Since discovering MakeHuman a year ago at GenderBlending, we feel the popular, Open Source and long-running project deserves our continued critical attention. In Free, Libre and Open Source software all users have the legal right to run, study, modify, and distribute source code for any purpose. Especially when it comes to matters of representation, it seems important to reserve our energy for tools that invite us to speak back to their social and technological construction. Potentially this establishes a space for interaction and discussion, a possibility for changing and challenging.

We decided to use the format of a 'bugreport' as a frame of reference. A bugreport is a type of formatted feedback used in collaborative software development, where users formulate problems or requests and report those back to a development team. They are a staple element in Free Software development, where teams release often and early, so that their community of users can test. This bugreport is not drawn up by so-called 'power-users' though. We are not experts in 3D-modelling, and only some of us are proficient enough in Python (the programming langage used) to read the MakeHuman code. We are deeply concerned though by the omplicated intersection between gender and technology and troubled by the political and cultural problems that MakeHuman presents.

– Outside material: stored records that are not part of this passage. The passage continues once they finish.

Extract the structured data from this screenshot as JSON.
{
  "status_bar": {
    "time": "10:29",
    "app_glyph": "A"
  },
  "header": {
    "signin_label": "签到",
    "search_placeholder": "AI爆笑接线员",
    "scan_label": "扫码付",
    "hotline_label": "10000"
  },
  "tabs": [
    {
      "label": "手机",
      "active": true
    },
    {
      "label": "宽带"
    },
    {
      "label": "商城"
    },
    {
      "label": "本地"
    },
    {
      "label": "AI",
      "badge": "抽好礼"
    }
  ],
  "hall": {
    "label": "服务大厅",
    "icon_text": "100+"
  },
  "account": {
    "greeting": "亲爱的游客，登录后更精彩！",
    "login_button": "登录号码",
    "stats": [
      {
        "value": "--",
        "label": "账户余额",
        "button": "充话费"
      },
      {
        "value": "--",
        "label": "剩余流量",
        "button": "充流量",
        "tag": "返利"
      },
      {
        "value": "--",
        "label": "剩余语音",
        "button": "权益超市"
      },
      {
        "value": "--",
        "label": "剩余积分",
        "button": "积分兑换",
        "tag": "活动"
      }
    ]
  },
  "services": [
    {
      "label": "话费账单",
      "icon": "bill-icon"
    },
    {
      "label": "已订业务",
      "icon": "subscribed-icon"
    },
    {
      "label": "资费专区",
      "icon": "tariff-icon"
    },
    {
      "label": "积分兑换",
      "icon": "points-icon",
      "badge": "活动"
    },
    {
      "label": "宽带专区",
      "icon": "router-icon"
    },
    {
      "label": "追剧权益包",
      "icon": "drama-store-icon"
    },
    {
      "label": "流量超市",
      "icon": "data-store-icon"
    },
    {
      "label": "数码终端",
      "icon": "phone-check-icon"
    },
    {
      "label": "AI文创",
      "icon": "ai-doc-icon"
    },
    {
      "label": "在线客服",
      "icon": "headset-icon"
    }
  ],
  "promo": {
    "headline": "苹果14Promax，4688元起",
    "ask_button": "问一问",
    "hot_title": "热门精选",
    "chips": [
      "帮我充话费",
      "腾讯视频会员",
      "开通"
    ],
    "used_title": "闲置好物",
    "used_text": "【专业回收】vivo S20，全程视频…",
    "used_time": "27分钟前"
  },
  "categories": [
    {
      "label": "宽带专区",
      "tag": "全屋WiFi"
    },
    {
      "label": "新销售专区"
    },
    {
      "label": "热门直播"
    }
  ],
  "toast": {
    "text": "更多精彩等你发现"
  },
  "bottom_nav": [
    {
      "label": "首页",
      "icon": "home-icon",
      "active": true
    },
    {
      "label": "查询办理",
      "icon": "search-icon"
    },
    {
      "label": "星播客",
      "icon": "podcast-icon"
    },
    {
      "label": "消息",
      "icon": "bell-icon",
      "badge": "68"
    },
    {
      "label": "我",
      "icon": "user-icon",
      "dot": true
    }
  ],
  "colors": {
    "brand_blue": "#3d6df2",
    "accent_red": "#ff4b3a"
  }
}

Our tactic for uncovering bugs could be seen as a kind of collaborative 'investigative journalists of software', using close reading of changelogs and documentation, together with code inspection and artistic experiments to arrive at a form of critique that can deal with the larger assembly of software.[6] The type of 'meta-bugs' we are trying to report here do not fit the templated interfaces of the MakeHuman bugtracker of course, but we need to start somewhere.

  1. Bugs included in this report were observed by: Jara Rocha, Femke Snelting, Phil Langley, Rebekka Eisner and Adva Zakai. A first version of this report was delivered at the closing session of GenderBlending (Constant, Brussels, November 2014). A third iteration will be presented as part of Daemons and Shellscripts (MuHKA, Antwerpen, June 2015).
  2. In November 2014 Constant invited body hackers, 3D theorists, game activists, queer designers, artists, and software feminists to challenge typical digital representations of the body. Using 3D-animation software, bodyscanners and 3D-printers, participants experimented at the contact zones of gender and technology.
  6. Phil Langley in conversation with Femke Snelting, Toronto 2015